As mentioned above, I start the morning by eating plenty and hydrating while I look over my notes with fresh eyes. I eat whatever I want to within reason. Gone are the days when I would drive through Jack in the Box for tacos as my breakfast. Now, I go to a sleepy little dive of a breakfast place and eat some eggs, have some juice, begin drinking lots of water, some coffee, and make sure I have plenty of B vitamins in me. Eating early makes sure any food coma has passed by the time I preach. It also allows me to look forward to the morning knowing I get to begin this way. Guys who set their alarm clocks for an hour before church starts are crazy and miss what can be a thoroughly enjoyable part of the Sunday morning experience.
5. Don’t Preach 52 Sundays a Year.
Please don’t. If you do, your church is probably bored with you anyways. For a church with one service, I would recommend 48 Sundays a year max—and 46-47 is even better. Drop that number two weeks for every additional service beyond one. It will preserve your creativity, your voice and your adrenal glands. Right now, some are going, “That’s what we pay him for!” or thinking your elders will never let you do it. Maybe not. But you should try to persuade them. You should also assure them someone at least 80 percent as good as you in the pulpit will replace you. For most of us, it isn’t hard to find someone 120 percent as good as us with a little effort. If you preach 52 Sundays a year without significant time off between the Sundays, you are in a sprint, my friend. You will run out of gas—especially if you prepare more than one message per week and probably if you only prepare one weekly message.

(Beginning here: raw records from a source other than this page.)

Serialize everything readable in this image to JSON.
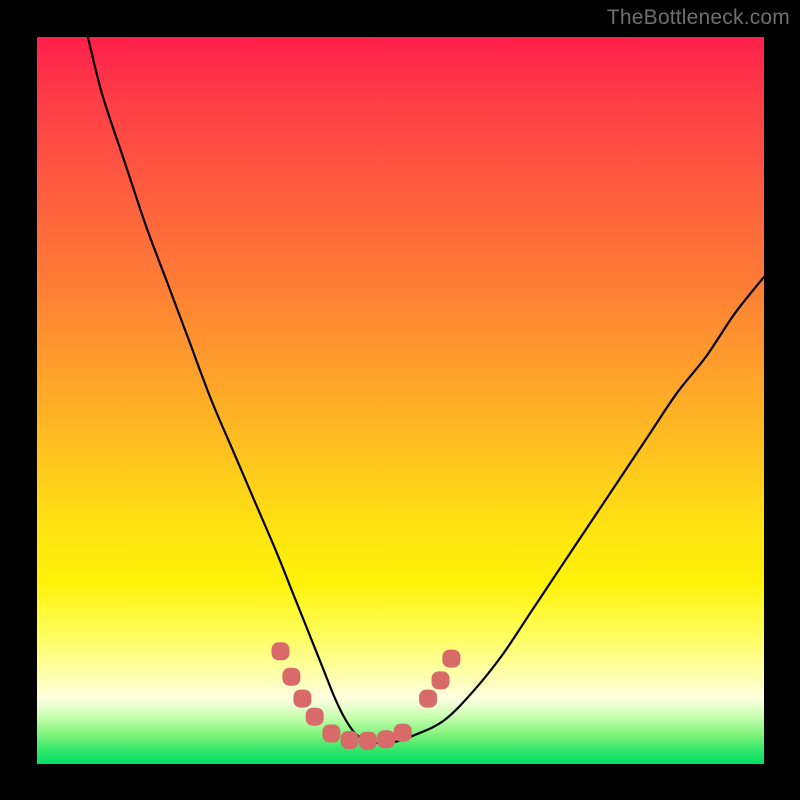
{
  "watermark": "TheBottleneck.com",
  "colors": {
    "frame": "#000000",
    "curve_stroke": "#000000",
    "marker_fill": "#d86a6a",
    "gradient_top": "#ff1f4b",
    "gradient_bottom": "#00de66"
  },
  "chart_data": {
    "type": "line",
    "title": "",
    "xlabel": "",
    "ylabel": "",
    "xlim": [
      0,
      100
    ],
    "ylim": [
      0,
      100
    ],
    "grid": false,
    "legend": false,
    "series": [
      {
        "name": "bottleneck-curve",
        "x": [
          7,
          9,
          12,
          15,
          18,
          21,
          24,
          27,
          30,
          33,
          35,
          37,
          39,
          41,
          42.5,
          44,
          46,
          49,
          52,
          56,
          60,
          64,
          68,
          72,
          76,
          80,
          84,
          88,
          92,
          96,
          100
        ],
        "y": [
          100,
          92,
          83,
          74,
          66,
          58,
          50,
          43,
          36,
          29,
          24,
          19,
          14,
          9,
          6,
          4,
          3,
          3,
          4,
          6,
          10,
          15,
          21,
          27,
          33,
          39,
          45,
          51,
          56,
          62,
          67
        ]
      }
    ],
    "markers": [
      {
        "name": "highlight-points",
        "shape": "rounded-square",
        "points": [
          {
            "x": 33.5,
            "y": 15.5
          },
          {
            "x": 35.0,
            "y": 12.0
          },
          {
            "x": 36.5,
            "y": 9.0
          },
          {
            "x": 38.2,
            "y": 6.5
          },
          {
            "x": 40.5,
            "y": 4.2
          },
          {
            "x": 43.0,
            "y": 3.3
          },
          {
            "x": 45.5,
            "y": 3.2
          },
          {
            "x": 48.0,
            "y": 3.4
          },
          {
            "x": 50.3,
            "y": 4.3
          },
          {
            "x": 53.8,
            "y": 9.0
          },
          {
            "x": 55.5,
            "y": 11.5
          },
          {
            "x": 57.0,
            "y": 14.5
          }
        ]
      }
    ]
  }
}
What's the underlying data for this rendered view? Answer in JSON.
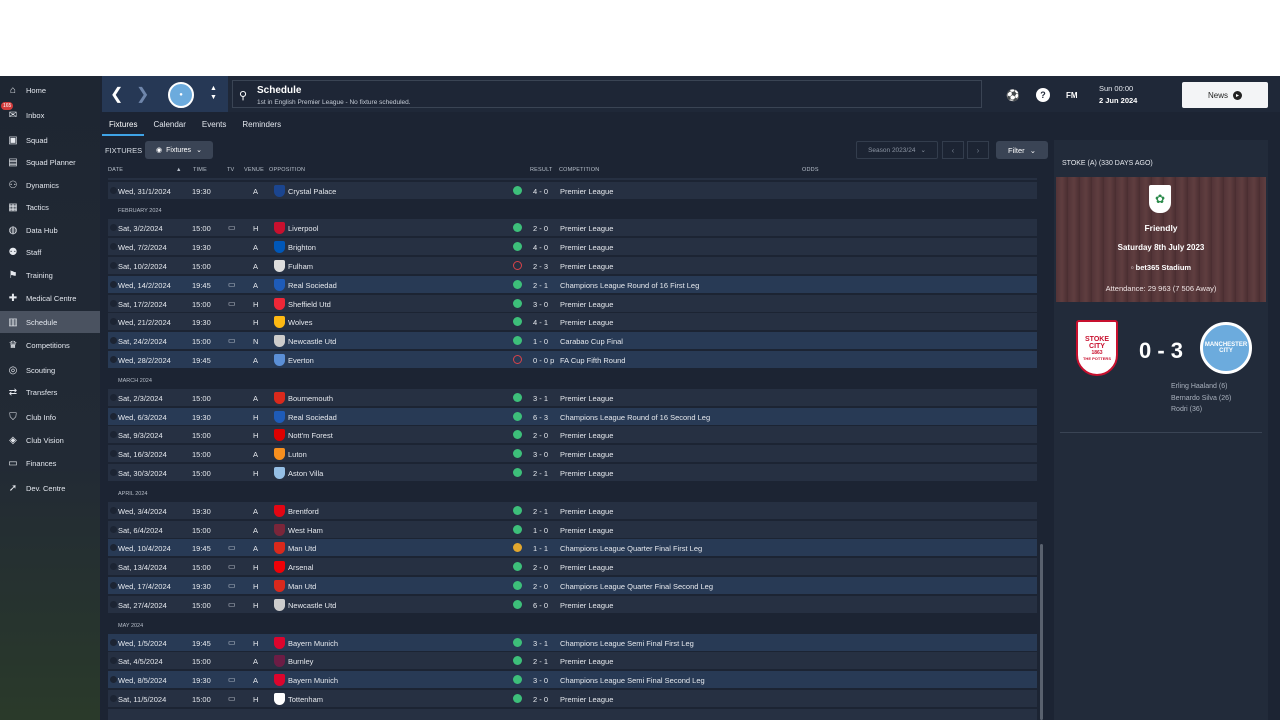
{
  "sidebar": {
    "items": [
      {
        "label": "Home",
        "icon": "home-icon"
      },
      {
        "label": "Inbox",
        "icon": "inbox-icon",
        "badge": "165"
      },
      {
        "label": "Squad",
        "icon": "shirt-icon"
      },
      {
        "label": "Squad Planner",
        "icon": "planner-icon"
      },
      {
        "label": "Dynamics",
        "icon": "dynamics-icon"
      },
      {
        "label": "Tactics",
        "icon": "tactics-icon"
      },
      {
        "label": "Data Hub",
        "icon": "data-hub-icon"
      },
      {
        "label": "Staff",
        "icon": "staff-icon"
      },
      {
        "label": "Training",
        "icon": "training-icon"
      },
      {
        "label": "Medical Centre",
        "icon": "medical-icon"
      },
      {
        "label": "Schedule",
        "icon": "calendar-icon",
        "active": true
      },
      {
        "label": "Competitions",
        "icon": "trophy-icon"
      },
      {
        "label": "Scouting",
        "icon": "scouting-icon"
      },
      {
        "label": "Transfers",
        "icon": "transfers-icon"
      },
      {
        "label": "Club Info",
        "icon": "club-info-icon"
      },
      {
        "label": "Club Vision",
        "icon": "club-vision-icon"
      },
      {
        "label": "Finances",
        "icon": "finances-icon"
      },
      {
        "label": "Dev. Centre",
        "icon": "dev-centre-icon"
      }
    ]
  },
  "header": {
    "title": "Schedule",
    "subtitle": "1st in English Premier League - No fixture scheduled.",
    "fm": "FM",
    "date_day": "Sun 00:00",
    "date_full": "2 Jun 2024",
    "news": "News"
  },
  "tabs": [
    "Fixtures",
    "Calendar",
    "Events",
    "Reminders"
  ],
  "toolbar": {
    "label": "FIXTURES",
    "view": "Fixtures",
    "season": "Season 2023/24",
    "filter": "Filter"
  },
  "columns": [
    "DATE",
    "TIME",
    "TV",
    "VENUE",
    "OPPOSITION",
    "RESULT",
    "COMPETITION",
    "ODDS"
  ],
  "colors": {
    "win": "#3dbf7a",
    "loss": "#d8434a",
    "draw": "#e2a72e",
    "accent": "#3fa3e6"
  },
  "fixtures": [
    {
      "type": "match",
      "date": "Wed, 31/1/2024",
      "time": "19:30",
      "tv": false,
      "venue": "A",
      "opp": "Crystal Palace",
      "crest": "#1b458f",
      "result": "4 - 0",
      "outcome": "win",
      "comp": "Premier League",
      "alt": false
    },
    {
      "type": "month",
      "label": "FEBRUARY 2024"
    },
    {
      "type": "match",
      "date": "Sat, 3/2/2024",
      "time": "15:00",
      "tv": true,
      "venue": "H",
      "opp": "Liverpool",
      "crest": "#c8102e",
      "result": "2 - 0",
      "outcome": "win",
      "comp": "Premier League",
      "alt": false
    },
    {
      "type": "match",
      "date": "Wed, 7/2/2024",
      "time": "19:30",
      "tv": false,
      "venue": "A",
      "opp": "Brighton",
      "crest": "#0057b8",
      "result": "4 - 0",
      "outcome": "win",
      "comp": "Premier League",
      "alt": false
    },
    {
      "type": "match",
      "date": "Sat, 10/2/2024",
      "time": "15:00",
      "tv": false,
      "venue": "A",
      "opp": "Fulham",
      "crest": "#dddddd",
      "result": "2 - 3",
      "outcome": "loss",
      "comp": "Premier League",
      "alt": false
    },
    {
      "type": "match",
      "date": "Wed, 14/2/2024",
      "time": "19:45",
      "tv": true,
      "venue": "A",
      "opp": "Real Sociedad",
      "crest": "#1e5bb8",
      "result": "2 - 1",
      "outcome": "win",
      "comp": "Champions League Round of 16  First Leg",
      "alt": true
    },
    {
      "type": "match",
      "date": "Sat, 17/2/2024",
      "time": "15:00",
      "tv": true,
      "venue": "H",
      "opp": "Sheffield Utd",
      "crest": "#ee2737",
      "result": "3 - 0",
      "outcome": "win",
      "comp": "Premier League",
      "alt": false
    },
    {
      "type": "match",
      "date": "Wed, 21/2/2024",
      "time": "19:30",
      "tv": false,
      "venue": "H",
      "opp": "Wolves",
      "crest": "#fdb913",
      "result": "4 - 1",
      "outcome": "win",
      "comp": "Premier League",
      "alt": false
    },
    {
      "type": "match",
      "date": "Sat, 24/2/2024",
      "time": "15:00",
      "tv": true,
      "venue": "N",
      "opp": "Newcastle Utd",
      "crest": "#cccccc",
      "result": "1 - 0",
      "outcome": "win",
      "comp": "Carabao Cup Final",
      "alt": true
    },
    {
      "type": "match",
      "date": "Wed, 28/2/2024",
      "time": "19:45",
      "tv": false,
      "venue": "A",
      "opp": "Everton",
      "crest": "#5b8fd6",
      "result": "0 - 0 p",
      "outcome": "loss",
      "comp": "FA Cup Fifth Round",
      "alt": true
    },
    {
      "type": "month",
      "label": "MARCH 2024"
    },
    {
      "type": "match",
      "date": "Sat, 2/3/2024",
      "time": "15:00",
      "tv": false,
      "venue": "A",
      "opp": "Bournemouth",
      "crest": "#da291c",
      "result": "3 - 1",
      "outcome": "win",
      "comp": "Premier League",
      "alt": false
    },
    {
      "type": "match",
      "date": "Wed, 6/3/2024",
      "time": "19:30",
      "tv": false,
      "venue": "H",
      "opp": "Real Sociedad",
      "crest": "#1e5bb8",
      "result": "6 - 3",
      "outcome": "win",
      "comp": "Champions League Round of 16  Second Leg",
      "alt": true
    },
    {
      "type": "match",
      "date": "Sat, 9/3/2024",
      "time": "15:00",
      "tv": false,
      "venue": "H",
      "opp": "Nott'm Forest",
      "crest": "#dd0000",
      "result": "2 - 0",
      "outcome": "win",
      "comp": "Premier League",
      "alt": false
    },
    {
      "type": "match",
      "date": "Sat, 16/3/2024",
      "time": "15:00",
      "tv": false,
      "venue": "A",
      "opp": "Luton",
      "crest": "#f78f1e",
      "result": "3 - 0",
      "outcome": "win",
      "comp": "Premier League",
      "alt": false
    },
    {
      "type": "match",
      "date": "Sat, 30/3/2024",
      "time": "15:00",
      "tv": false,
      "venue": "H",
      "opp": "Aston Villa",
      "crest": "#95bfe5",
      "result": "2 - 1",
      "outcome": "win",
      "comp": "Premier League",
      "alt": false
    },
    {
      "type": "month",
      "label": "APRIL 2024"
    },
    {
      "type": "match",
      "date": "Wed, 3/4/2024",
      "time": "19:30",
      "tv": false,
      "venue": "A",
      "opp": "Brentford",
      "crest": "#e30613",
      "result": "2 - 1",
      "outcome": "win",
      "comp": "Premier League",
      "alt": false
    },
    {
      "type": "match",
      "date": "Sat, 6/4/2024",
      "time": "15:00",
      "tv": false,
      "venue": "A",
      "opp": "West Ham",
      "crest": "#7a263a",
      "result": "1 - 0",
      "outcome": "win",
      "comp": "Premier League",
      "alt": false
    },
    {
      "type": "match",
      "date": "Wed, 10/4/2024",
      "time": "19:45",
      "tv": true,
      "venue": "A",
      "opp": "Man Utd",
      "crest": "#da291c",
      "result": "1 - 1",
      "outcome": "draw",
      "comp": "Champions League Quarter Final First Leg",
      "alt": true
    },
    {
      "type": "match",
      "date": "Sat, 13/4/2024",
      "time": "15:00",
      "tv": true,
      "venue": "H",
      "opp": "Arsenal",
      "crest": "#ef0107",
      "result": "2 - 0",
      "outcome": "win",
      "comp": "Premier League",
      "alt": false
    },
    {
      "type": "match",
      "date": "Wed, 17/4/2024",
      "time": "19:30",
      "tv": true,
      "venue": "H",
      "opp": "Man Utd",
      "crest": "#da291c",
      "result": "2 - 0",
      "outcome": "win",
      "comp": "Champions League Quarter Final Second Leg",
      "alt": true
    },
    {
      "type": "match",
      "date": "Sat, 27/4/2024",
      "time": "15:00",
      "tv": true,
      "venue": "H",
      "opp": "Newcastle Utd",
      "crest": "#cccccc",
      "result": "6 - 0",
      "outcome": "win",
      "comp": "Premier League",
      "alt": false
    },
    {
      "type": "month",
      "label": "MAY 2024"
    },
    {
      "type": "match",
      "date": "Wed, 1/5/2024",
      "time": "19:45",
      "tv": true,
      "venue": "H",
      "opp": "Bayern Munich",
      "crest": "#dc052d",
      "result": "3 - 1",
      "outcome": "win",
      "comp": "Champions League Semi Final First Leg",
      "alt": true
    },
    {
      "type": "match",
      "date": "Sat, 4/5/2024",
      "time": "15:00",
      "tv": false,
      "venue": "A",
      "opp": "Burnley",
      "crest": "#6c1d45",
      "result": "2 - 1",
      "outcome": "win",
      "comp": "Premier League",
      "alt": false
    },
    {
      "type": "match",
      "date": "Wed, 8/5/2024",
      "time": "19:30",
      "tv": true,
      "venue": "A",
      "opp": "Bayern Munich",
      "crest": "#dc052d",
      "result": "3 - 0",
      "outcome": "win",
      "comp": "Champions League Semi Final Second Leg",
      "alt": true
    },
    {
      "type": "match",
      "date": "Sat, 11/5/2024",
      "time": "15:00",
      "tv": true,
      "venue": "H",
      "opp": "Tottenham",
      "crest": "#ffffff",
      "result": "2 - 0",
      "outcome": "win",
      "comp": "Premier League",
      "alt": false
    }
  ],
  "panel": {
    "title": "STOKE (A) (330 DAYS AGO)",
    "match_type": "Friendly",
    "match_date": "Saturday 8th July 2023",
    "venue": "bet365 Stadium",
    "attendance": "Attendance: 29 963 (7 506 Away)",
    "score": "0 - 3",
    "home_crest_top": "STOKE",
    "home_crest_mid": "CITY",
    "home_crest_year": "1863",
    "home_crest_bottom": "THE POTTERS",
    "away_crest_top": "MANCHESTER",
    "away_crest_bottom": "CITY",
    "scorers": [
      "Erling Haaland (6)",
      "Bernardo Silva (26)",
      "Rodri (36)"
    ]
  }
}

What do you do to prepare for Sundays? What good preparation habits do you recognize in your preacher?